**What you have to do:**
Word for word, repeat each of the records below.

Page and application data records
*** Begin section ***
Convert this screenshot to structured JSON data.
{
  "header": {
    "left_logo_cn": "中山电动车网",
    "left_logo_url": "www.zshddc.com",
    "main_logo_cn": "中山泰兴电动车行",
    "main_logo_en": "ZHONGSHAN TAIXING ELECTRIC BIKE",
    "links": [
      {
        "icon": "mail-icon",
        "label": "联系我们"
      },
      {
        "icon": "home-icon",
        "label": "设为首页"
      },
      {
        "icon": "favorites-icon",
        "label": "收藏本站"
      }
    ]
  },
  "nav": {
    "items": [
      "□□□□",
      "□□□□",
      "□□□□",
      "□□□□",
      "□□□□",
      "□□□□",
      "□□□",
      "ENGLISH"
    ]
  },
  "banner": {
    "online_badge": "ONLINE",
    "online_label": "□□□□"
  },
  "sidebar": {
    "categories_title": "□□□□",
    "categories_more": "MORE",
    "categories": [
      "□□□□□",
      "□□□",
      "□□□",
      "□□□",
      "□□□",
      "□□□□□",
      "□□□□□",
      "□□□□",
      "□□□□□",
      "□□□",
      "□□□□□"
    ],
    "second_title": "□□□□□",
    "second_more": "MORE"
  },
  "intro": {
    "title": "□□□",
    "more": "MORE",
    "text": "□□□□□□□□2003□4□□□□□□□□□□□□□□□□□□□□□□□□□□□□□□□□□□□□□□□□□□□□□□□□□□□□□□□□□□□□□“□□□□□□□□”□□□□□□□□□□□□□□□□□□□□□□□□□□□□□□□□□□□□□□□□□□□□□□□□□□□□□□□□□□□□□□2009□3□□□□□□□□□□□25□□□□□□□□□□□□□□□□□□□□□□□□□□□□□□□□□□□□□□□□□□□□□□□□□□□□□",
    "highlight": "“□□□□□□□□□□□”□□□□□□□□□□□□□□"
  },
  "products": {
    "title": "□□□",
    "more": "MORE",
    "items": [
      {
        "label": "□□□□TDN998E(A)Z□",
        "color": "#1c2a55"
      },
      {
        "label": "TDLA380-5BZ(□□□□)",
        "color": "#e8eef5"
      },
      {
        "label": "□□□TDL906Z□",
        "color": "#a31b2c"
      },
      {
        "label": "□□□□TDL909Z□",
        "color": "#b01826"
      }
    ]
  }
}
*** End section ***
**Answer box:**
Convert this screenshot to structured JSON data.
{
  "header": {
    "left_logo_cn": "中山电动车网",
    "left_logo_url": "www.zshddc.com",
    "main_logo_cn": "中山泰兴电动车行",
    "main_logo_en": "ZHONGSHAN TAIXING ELECTRIC BIKE",
    "links": [
      {
        "icon": "mail-icon",
        "label": "联系我们"
      },
      {
        "icon": "home-icon",
        "label": "设为首页"
      },
      {
        "icon": "favorites-icon",
        "label": "收藏本站"
      }
    ]
  },
  "nav": {
    "items": [
      "□□□□",
      "□□□□",
      "□□□□",
      "□□□□",
      "□□□□",
      "□□□□",
      "□□□",
      "ENGLISH"
    ]
  },
  "banner": {
    "online_badge": "ONLINE",
    "online_label": "□□□□"
  },
  "sidebar": {
    "categories_title": "□□□□",
    "categories_more": "MORE",
    "categories": [
      "□□□□□",
      "□□□",
      "□□□",
      "□□□",
      "□□□",
      "□□□□□",
      "□□□□□",
      "□□□□",
      "□□□□□",
      "□□□",
      "□□□□□"
    ],
    "second_title": "□□□□□",
    "second_more": "MORE"
  },
  "intro": {
    "title": "□□□",
    "more": "MORE",
    "text": "□□□□□□□□2003□4□□□□□□□□□□□□□□□□□□□□□□□□□□□□□□□□□□□□□□□□□□□□□□□□□□□□□□□□□□□□□“□□□□□□□□”□□□□□□□□□□□□□□□□□□□□□□□□□□□□□□□□□□□□□□□□□□□□□□□□□□□□□□□□□□□□□□2009□3□□□□□□□□□□□25□□□□□□□□□□□□□□□□□□□□□□□□□□□□□□□□□□□□□□□□□□□□□□□□□□□□□",
    "highlight": "“□□□□□□□□□□□”□□□□□□□□□□□□□□"
  },
  "products": {
    "title": "□□□",
    "more": "MORE",
    "items": [
      {
        "label": "□□□□TDN998E(A)Z□",
        "color": "#1c2a55"
      },
      {
        "label": "TDLA380-5BZ(□□□□)",
        "color": "#e8eef5"
      },
      {
        "label": "□□□TDL906Z□",
        "color": "#a31b2c"
      },
      {
        "label": "□□□□TDL909Z□",
        "color": "#b01826"
      }
    ]
  }
}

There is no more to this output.